### TASK GOAL
The number needed is how many lines of the data hold the string "plot". Give that number and nothing more.

(Entries from a dataset of interfaces)
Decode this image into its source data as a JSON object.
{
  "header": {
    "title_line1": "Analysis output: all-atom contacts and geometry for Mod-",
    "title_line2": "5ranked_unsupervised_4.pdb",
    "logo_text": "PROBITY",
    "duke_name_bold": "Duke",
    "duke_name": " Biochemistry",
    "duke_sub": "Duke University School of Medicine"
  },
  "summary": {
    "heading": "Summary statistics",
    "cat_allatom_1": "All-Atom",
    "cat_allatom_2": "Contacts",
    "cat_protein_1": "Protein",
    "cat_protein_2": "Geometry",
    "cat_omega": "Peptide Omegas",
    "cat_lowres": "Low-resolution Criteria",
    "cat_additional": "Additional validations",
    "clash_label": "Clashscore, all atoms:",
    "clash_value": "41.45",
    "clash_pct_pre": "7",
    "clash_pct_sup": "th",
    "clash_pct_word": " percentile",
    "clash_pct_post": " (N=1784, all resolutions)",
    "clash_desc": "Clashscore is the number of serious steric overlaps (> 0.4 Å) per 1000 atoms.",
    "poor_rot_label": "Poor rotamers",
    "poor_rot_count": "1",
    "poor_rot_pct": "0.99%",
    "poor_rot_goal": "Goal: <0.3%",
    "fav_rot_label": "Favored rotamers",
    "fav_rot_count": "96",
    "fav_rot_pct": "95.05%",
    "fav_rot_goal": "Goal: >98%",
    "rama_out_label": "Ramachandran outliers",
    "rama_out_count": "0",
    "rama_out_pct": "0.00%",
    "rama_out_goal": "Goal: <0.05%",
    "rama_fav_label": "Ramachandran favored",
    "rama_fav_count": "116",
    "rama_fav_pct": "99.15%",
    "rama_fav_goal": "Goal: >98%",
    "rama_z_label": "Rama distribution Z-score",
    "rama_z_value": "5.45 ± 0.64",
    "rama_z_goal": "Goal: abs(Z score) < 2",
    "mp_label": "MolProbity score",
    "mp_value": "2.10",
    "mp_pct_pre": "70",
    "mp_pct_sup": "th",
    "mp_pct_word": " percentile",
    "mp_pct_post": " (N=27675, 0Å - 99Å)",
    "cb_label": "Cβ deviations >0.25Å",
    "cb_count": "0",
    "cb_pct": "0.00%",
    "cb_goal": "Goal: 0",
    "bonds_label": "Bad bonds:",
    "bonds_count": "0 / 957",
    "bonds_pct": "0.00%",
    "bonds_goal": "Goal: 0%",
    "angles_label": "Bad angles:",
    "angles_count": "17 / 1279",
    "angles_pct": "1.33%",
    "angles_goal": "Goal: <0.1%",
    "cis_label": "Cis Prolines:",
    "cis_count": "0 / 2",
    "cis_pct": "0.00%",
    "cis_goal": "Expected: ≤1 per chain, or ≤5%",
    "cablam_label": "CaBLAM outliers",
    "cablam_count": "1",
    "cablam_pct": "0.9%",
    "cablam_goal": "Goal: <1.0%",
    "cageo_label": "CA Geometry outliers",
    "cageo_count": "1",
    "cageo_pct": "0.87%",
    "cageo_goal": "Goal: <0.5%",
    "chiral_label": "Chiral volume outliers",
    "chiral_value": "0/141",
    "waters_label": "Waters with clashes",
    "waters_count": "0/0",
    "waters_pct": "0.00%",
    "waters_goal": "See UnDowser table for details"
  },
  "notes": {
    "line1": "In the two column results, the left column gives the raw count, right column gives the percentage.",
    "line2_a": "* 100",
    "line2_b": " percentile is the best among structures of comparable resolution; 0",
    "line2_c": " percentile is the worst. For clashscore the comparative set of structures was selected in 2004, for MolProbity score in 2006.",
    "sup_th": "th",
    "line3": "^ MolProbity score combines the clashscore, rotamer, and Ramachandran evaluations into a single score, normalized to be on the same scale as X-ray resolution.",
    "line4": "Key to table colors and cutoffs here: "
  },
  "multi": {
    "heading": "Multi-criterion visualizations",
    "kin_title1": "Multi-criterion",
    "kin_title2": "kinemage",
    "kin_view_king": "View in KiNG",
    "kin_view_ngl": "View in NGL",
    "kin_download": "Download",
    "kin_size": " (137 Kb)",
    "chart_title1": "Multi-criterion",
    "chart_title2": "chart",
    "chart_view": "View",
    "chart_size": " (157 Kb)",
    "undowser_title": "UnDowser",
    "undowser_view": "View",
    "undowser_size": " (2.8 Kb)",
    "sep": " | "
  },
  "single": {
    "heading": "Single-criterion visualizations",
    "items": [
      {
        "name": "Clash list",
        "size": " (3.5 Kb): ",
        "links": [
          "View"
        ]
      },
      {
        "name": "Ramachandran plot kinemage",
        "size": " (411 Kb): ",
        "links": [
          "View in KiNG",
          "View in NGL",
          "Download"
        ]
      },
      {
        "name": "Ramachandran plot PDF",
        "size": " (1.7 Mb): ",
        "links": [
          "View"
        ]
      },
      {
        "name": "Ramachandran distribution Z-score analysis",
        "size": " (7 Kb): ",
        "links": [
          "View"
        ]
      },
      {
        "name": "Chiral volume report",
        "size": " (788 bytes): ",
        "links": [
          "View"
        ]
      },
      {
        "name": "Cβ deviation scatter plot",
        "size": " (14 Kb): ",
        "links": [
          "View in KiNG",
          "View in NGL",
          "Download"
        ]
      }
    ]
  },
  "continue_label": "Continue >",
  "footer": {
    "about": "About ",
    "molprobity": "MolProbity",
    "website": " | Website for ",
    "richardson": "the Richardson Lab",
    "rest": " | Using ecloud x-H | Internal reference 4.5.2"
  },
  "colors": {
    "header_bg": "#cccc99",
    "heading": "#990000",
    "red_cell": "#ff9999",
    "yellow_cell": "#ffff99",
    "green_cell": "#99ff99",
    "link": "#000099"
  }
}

### REPLY
3